## [DATA FOR THIS TASK]
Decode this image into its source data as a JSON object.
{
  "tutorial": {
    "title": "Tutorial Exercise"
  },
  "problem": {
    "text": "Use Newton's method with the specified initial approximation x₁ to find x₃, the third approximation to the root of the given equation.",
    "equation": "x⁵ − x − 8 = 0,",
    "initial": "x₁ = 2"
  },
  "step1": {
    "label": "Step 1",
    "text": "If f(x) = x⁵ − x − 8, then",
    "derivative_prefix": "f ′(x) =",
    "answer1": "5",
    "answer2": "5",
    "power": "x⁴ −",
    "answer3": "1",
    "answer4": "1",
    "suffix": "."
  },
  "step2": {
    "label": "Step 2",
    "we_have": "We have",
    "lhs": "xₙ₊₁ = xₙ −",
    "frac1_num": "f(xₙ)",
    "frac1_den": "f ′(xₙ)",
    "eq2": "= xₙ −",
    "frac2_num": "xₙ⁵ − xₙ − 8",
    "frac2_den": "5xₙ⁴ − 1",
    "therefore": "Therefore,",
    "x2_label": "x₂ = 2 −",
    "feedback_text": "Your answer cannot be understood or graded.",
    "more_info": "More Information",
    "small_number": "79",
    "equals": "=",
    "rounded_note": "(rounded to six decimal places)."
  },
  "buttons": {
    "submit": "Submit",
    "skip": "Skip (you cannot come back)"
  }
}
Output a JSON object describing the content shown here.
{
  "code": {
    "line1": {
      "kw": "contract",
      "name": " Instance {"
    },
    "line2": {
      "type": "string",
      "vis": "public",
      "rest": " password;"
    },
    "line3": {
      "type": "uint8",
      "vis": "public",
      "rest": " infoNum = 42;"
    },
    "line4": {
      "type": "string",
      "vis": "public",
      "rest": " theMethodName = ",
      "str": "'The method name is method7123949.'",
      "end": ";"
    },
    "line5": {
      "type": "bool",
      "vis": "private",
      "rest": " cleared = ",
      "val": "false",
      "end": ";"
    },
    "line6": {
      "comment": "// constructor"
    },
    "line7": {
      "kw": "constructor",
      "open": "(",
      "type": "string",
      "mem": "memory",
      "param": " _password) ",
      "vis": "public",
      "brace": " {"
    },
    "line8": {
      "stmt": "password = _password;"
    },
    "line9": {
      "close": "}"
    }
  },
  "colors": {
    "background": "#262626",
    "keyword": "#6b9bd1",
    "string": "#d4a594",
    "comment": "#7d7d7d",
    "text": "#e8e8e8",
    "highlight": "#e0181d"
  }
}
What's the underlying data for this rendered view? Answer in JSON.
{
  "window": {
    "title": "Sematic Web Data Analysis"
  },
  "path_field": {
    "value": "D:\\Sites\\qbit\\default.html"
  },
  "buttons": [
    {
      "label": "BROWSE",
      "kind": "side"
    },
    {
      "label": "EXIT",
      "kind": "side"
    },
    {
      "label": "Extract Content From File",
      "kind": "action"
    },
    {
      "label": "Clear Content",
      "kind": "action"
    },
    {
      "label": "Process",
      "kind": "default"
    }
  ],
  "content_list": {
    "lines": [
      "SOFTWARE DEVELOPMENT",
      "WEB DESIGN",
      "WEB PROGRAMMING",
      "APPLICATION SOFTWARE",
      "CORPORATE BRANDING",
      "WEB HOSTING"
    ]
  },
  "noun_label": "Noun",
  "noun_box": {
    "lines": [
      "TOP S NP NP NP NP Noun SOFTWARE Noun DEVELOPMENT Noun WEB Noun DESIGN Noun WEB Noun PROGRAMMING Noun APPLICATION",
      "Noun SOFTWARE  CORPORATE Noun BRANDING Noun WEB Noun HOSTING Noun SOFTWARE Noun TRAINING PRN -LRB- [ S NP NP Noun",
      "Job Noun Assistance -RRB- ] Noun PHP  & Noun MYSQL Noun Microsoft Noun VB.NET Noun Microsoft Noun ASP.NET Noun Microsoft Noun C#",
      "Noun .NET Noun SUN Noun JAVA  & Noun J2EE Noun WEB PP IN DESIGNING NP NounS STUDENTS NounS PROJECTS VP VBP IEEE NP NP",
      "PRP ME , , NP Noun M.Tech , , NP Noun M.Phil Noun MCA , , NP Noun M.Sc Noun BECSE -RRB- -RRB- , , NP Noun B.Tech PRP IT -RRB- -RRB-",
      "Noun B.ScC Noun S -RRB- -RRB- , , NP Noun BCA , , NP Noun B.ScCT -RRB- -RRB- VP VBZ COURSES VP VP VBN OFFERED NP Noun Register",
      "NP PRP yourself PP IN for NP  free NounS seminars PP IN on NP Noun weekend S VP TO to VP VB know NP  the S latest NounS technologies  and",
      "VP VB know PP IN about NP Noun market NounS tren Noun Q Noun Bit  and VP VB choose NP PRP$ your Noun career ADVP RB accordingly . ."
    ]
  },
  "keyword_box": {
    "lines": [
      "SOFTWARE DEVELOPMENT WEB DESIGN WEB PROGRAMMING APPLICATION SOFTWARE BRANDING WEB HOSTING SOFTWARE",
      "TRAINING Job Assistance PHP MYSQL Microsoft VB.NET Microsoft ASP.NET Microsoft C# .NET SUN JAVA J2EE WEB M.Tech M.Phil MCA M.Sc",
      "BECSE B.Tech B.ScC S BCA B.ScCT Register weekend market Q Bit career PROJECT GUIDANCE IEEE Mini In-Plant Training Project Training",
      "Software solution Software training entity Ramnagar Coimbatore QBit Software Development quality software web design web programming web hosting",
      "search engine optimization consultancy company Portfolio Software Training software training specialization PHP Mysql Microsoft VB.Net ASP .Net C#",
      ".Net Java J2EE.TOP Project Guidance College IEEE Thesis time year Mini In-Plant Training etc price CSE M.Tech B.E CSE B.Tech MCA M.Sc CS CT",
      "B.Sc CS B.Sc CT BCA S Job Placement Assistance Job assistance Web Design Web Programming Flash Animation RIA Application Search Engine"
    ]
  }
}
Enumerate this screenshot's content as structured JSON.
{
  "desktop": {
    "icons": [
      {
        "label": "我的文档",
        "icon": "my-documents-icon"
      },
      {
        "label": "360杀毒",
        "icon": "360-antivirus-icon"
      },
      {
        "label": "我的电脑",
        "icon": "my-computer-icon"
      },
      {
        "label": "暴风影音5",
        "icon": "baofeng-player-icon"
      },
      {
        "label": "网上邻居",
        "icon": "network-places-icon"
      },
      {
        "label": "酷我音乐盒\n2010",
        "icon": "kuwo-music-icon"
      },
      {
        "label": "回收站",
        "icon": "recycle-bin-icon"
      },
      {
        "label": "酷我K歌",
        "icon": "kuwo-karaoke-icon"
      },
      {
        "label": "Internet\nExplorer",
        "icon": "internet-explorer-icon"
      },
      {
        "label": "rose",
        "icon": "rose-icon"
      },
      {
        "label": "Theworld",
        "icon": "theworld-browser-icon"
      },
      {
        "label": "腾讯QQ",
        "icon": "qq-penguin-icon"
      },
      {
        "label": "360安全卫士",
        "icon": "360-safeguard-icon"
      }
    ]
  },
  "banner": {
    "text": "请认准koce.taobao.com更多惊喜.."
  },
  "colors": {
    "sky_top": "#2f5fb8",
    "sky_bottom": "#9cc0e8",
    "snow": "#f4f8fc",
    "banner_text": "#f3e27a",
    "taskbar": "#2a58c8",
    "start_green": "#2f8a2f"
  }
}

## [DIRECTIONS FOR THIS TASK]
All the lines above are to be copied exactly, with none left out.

## [OUTPUT BELOW]
Decode this image into its source data as a JSON object.
{
  "tutorial": {
    "title": "Tutorial Exercise"
  },
  "problem": {
    "text": "Use Newton's method with the specified initial approximation x₁ to find x₃, the third approximation to the root of the given equation.",
    "equation": "x⁵ − x − 8 = 0,",
    "initial": "x₁ = 2"
  },
  "step1": {
    "label": "Step 1",
    "text": "If f(x) = x⁵ − x − 8, then",
    "derivative_prefix": "f ′(x) =",
    "answer1": "5",
    "answer2": "5",
    "power": "x⁴ −",
    "answer3": "1",
    "answer4": "1",
    "suffix": "."
  },
  "step2": {
    "label": "Step 2",
    "we_have": "We have",
    "lhs": "xₙ₊₁ = xₙ −",
    "frac1_num": "f(xₙ)",
    "frac1_den": "f ′(xₙ)",
    "eq2": "= xₙ −",
    "frac2_num": "xₙ⁵ − xₙ − 8",
    "frac2_den": "5xₙ⁴ − 1",
    "therefore": "Therefore,",
    "x2_label": "x₂ = 2 −",
    "feedback_text": "Your answer cannot be understood or graded.",
    "more_info": "More Information",
    "small_number": "79",
    "equals": "=",
    "rounded_note": "(rounded to six decimal places)."
  },
  "buttons": {
    "submit": "Submit",
    "skip": "Skip (you cannot come back)"
  }
}
Output a JSON object describing the content shown here.
{
  "code": {
    "line1": {
      "kw": "contract",
      "name": " Instance {"
    },
    "line2": {
      "type": "string",
      "vis": "public",
      "rest": " password;"
    },
    "line3": {
      "type": "uint8",
      "vis": "public",
      "rest": " infoNum = 42;"
    },
    "line4": {
      "type": "string",
      "vis": "public",
      "rest": " theMethodName = ",
      "str": "'The method name is method7123949.'",
      "end": ";"
    },
    "line5": {
      "type": "bool",
      "vis": "private",
      "rest": " cleared = ",
      "val": "false",
      "end": ";"
    },
    "line6": {
      "comment": "// constructor"
    },
    "line7": {
      "kw": "constructor",
      "open": "(",
      "type": "string",
      "mem": "memory",
      "param": " _password) ",
      "vis": "public",
      "brace": " {"
    },
    "line8": {
      "stmt": "password = _password;"
    },
    "line9": {
      "close": "}"
    }
  },
  "colors": {
    "background": "#262626",
    "keyword": "#6b9bd1",
    "string": "#d4a594",
    "comment": "#7d7d7d",
    "text": "#e8e8e8",
    "highlight": "#e0181d"
  }
}
What's the underlying data for this rendered view? Answer in JSON.
{
  "window": {
    "title": "Sematic Web Data Analysis"
  },
  "path_field": {
    "value": "D:\\Sites\\qbit\\default.html"
  },
  "buttons": [
    {
      "label": "BROWSE",
      "kind": "side"
    },
    {
      "label": "EXIT",
      "kind": "side"
    },
    {
      "label": "Extract Content From File",
      "kind": "action"
    },
    {
      "label": "Clear Content",
      "kind": "action"
    },
    {
      "label": "Process",
      "kind": "default"
    }
  ],
  "content_list": {
    "lines": [
      "SOFTWARE DEVELOPMENT",
      "WEB DESIGN",
      "WEB PROGRAMMING",
      "APPLICATION SOFTWARE",
      "CORPORATE BRANDING",
      "WEB HOSTING"
    ]
  },
  "noun_label": "Noun",
  "noun_box": {
    "lines": [
      "TOP S NP NP NP NP Noun SOFTWARE Noun DEVELOPMENT Noun WEB Noun DESIGN Noun WEB Noun PROGRAMMING Noun APPLICATION",
      "Noun SOFTWARE  CORPORATE Noun BRANDING Noun WEB Noun HOSTING Noun SOFTWARE Noun TRAINING PRN -LRB- [ S NP NP Noun",
      "Job Noun Assistance -RRB- ] Noun PHP  & Noun MYSQL Noun Microsoft Noun VB.NET Noun Microsoft Noun ASP.NET Noun Microsoft Noun C#",
      "Noun .NET Noun SUN Noun JAVA  & Noun J2EE Noun WEB PP IN DESIGNING NP NounS STUDENTS NounS PROJECTS VP VBP IEEE NP NP",
      "PRP ME , , NP Noun M.Tech , , NP Noun M.Phil Noun MCA , , NP Noun M.Sc Noun BECSE -RRB- -RRB- , , NP Noun B.Tech PRP IT -RRB- -RRB-",
      "Noun B.ScC Noun S -RRB- -RRB- , , NP Noun BCA , , NP Noun B.ScCT -RRB- -RRB- VP VBZ COURSES VP VP VBN OFFERED NP Noun Register",
      "NP PRP yourself PP IN for NP  free NounS seminars PP IN on NP Noun weekend S VP TO to VP VB know NP  the S latest NounS technologies  and",
      "VP VB know PP IN about NP Noun market NounS tren Noun Q Noun Bit  and VP VB choose NP PRP$ your Noun career ADVP RB accordingly . ."
    ]
  },
  "keyword_box": {
    "lines": [
      "SOFTWARE DEVELOPMENT WEB DESIGN WEB PROGRAMMING APPLICATION SOFTWARE BRANDING WEB HOSTING SOFTWARE",
      "TRAINING Job Assistance PHP MYSQL Microsoft VB.NET Microsoft ASP.NET Microsoft C# .NET SUN JAVA J2EE WEB M.Tech M.Phil MCA M.Sc",
      "BECSE B.Tech B.ScC S BCA B.ScCT Register weekend market Q Bit career PROJECT GUIDANCE IEEE Mini In-Plant Training Project Training",
      "Software solution Software training entity Ramnagar Coimbatore QBit Software Development quality software web design web programming web hosting",
      "search engine optimization consultancy company Portfolio Software Training software training specialization PHP Mysql Microsoft VB.Net ASP .Net C#",
      ".Net Java J2EE.TOP Project Guidance College IEEE Thesis time year Mini In-Plant Training etc price CSE M.Tech B.E CSE B.Tech MCA M.Sc CS CT",
      "B.Sc CS B.Sc CT BCA S Job Placement Assistance Job assistance Web Design Web Programming Flash Animation RIA Application Search Engine"
    ]
  }
}
Enumerate this screenshot's content as structured JSON.
{
  "desktop": {
    "icons": [
      {
        "label": "我的文档",
        "icon": "my-documents-icon"
      },
      {
        "label": "360杀毒",
        "icon": "360-antivirus-icon"
      },
      {
        "label": "我的电脑",
        "icon": "my-computer-icon"
      },
      {
        "label": "暴风影音5",
        "icon": "baofeng-player-icon"
      },
      {
        "label": "网上邻居",
        "icon": "network-places-icon"
      },
      {
        "label": "酷我音乐盒\n2010",
        "icon": "kuwo-music-icon"
      },
      {
        "label": "回收站",
        "icon": "recycle-bin-icon"
      },
      {
        "label": "酷我K歌",
        "icon": "kuwo-karaoke-icon"
      },
      {
        "label": "Internet\nExplorer",
        "icon": "internet-explorer-icon"
      },
      {
        "label": "rose",
        "icon": "rose-icon"
      },
      {
        "label": "Theworld",
        "icon": "theworld-browser-icon"
      },
      {
        "label": "腾讯QQ",
        "icon": "qq-penguin-icon"
      },
      {
        "label": "360安全卫士",
        "icon": "360-safeguard-icon"
      }
    ]
  },
  "banner": {
    "text": "请认准koce.taobao.com更多惊喜.."
  },
  "colors": {
    "sky_top": "#2f5fb8",
    "sky_bottom": "#9cc0e8",
    "snow": "#f4f8fc",
    "banner_text": "#f3e27a",
    "taskbar": "#2a58c8",
    "start_green": "#2f8a2f"
  }
}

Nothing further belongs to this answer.